WHAT TO PRODUCE:
Look through the data that follows and say how many of its lines contain "JSON", giving the number only.

INFORMATION:
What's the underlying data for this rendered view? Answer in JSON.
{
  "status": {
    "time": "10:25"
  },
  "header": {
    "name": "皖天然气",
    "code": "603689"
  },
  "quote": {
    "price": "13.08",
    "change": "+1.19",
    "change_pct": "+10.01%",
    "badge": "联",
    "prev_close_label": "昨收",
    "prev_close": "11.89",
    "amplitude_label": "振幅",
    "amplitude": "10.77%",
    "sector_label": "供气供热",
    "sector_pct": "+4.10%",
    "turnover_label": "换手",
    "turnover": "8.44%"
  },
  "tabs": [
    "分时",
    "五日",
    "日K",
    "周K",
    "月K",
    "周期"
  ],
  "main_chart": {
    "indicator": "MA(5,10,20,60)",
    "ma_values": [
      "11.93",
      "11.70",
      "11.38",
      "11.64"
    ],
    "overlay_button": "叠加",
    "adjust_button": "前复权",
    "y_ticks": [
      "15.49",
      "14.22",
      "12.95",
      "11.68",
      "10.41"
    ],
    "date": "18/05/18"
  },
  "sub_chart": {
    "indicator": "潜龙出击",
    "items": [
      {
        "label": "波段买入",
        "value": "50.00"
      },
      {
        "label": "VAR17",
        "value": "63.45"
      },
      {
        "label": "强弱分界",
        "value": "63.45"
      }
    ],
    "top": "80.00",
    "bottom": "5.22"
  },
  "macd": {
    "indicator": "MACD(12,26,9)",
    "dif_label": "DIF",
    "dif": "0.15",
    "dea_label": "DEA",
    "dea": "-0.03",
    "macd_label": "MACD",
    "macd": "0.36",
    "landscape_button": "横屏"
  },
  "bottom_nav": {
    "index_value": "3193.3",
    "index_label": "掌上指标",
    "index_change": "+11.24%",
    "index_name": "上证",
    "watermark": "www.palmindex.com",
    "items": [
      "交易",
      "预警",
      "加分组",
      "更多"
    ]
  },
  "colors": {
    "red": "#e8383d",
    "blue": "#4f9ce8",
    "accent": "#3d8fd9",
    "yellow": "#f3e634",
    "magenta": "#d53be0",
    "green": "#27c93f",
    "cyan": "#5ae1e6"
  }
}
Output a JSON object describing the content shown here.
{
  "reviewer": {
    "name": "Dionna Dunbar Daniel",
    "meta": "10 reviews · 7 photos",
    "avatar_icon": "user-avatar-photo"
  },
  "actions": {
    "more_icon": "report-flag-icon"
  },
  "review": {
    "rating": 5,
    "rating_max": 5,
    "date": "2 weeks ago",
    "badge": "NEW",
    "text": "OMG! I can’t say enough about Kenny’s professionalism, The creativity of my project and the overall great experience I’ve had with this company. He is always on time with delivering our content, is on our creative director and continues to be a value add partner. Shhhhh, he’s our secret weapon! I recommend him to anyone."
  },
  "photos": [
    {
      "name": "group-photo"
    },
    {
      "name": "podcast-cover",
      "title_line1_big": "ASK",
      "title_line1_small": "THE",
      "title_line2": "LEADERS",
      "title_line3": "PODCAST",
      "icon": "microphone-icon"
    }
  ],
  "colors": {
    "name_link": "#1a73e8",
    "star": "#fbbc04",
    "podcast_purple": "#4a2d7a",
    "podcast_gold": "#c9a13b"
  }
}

REPLY TO THE TASK:
2